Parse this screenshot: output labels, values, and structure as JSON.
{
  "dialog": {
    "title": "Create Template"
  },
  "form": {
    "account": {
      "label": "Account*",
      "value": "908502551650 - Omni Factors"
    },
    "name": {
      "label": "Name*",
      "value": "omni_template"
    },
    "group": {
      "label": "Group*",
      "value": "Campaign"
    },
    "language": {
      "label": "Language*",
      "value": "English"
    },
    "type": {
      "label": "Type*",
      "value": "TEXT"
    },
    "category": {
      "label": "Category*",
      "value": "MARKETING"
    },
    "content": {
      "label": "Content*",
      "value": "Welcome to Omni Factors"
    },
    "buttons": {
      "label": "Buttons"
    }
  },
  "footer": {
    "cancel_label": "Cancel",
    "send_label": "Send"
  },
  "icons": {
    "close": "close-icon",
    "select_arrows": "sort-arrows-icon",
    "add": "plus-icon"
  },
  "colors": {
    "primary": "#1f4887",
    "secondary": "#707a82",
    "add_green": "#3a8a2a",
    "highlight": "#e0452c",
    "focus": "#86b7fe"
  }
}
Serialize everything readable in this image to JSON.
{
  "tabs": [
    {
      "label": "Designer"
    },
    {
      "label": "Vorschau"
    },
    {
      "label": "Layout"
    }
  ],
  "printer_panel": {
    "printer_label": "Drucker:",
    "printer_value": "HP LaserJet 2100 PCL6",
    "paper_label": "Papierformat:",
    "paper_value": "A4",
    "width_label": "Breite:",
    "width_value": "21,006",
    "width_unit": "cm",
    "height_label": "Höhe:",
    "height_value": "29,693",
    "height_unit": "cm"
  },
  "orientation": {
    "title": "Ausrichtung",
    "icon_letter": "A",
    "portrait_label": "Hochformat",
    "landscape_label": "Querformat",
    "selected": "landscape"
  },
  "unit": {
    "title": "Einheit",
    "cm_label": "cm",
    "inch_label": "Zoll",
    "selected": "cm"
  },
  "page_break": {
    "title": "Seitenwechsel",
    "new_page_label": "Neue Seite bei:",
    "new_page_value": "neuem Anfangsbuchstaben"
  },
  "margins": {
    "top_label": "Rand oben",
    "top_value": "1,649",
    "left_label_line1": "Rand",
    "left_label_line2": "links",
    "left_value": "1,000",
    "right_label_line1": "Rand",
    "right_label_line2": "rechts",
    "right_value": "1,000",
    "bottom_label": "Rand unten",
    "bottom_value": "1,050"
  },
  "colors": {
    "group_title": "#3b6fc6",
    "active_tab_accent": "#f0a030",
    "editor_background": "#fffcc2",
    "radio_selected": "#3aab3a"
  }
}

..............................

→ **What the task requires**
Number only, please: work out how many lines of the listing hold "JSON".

→ **Task output**
2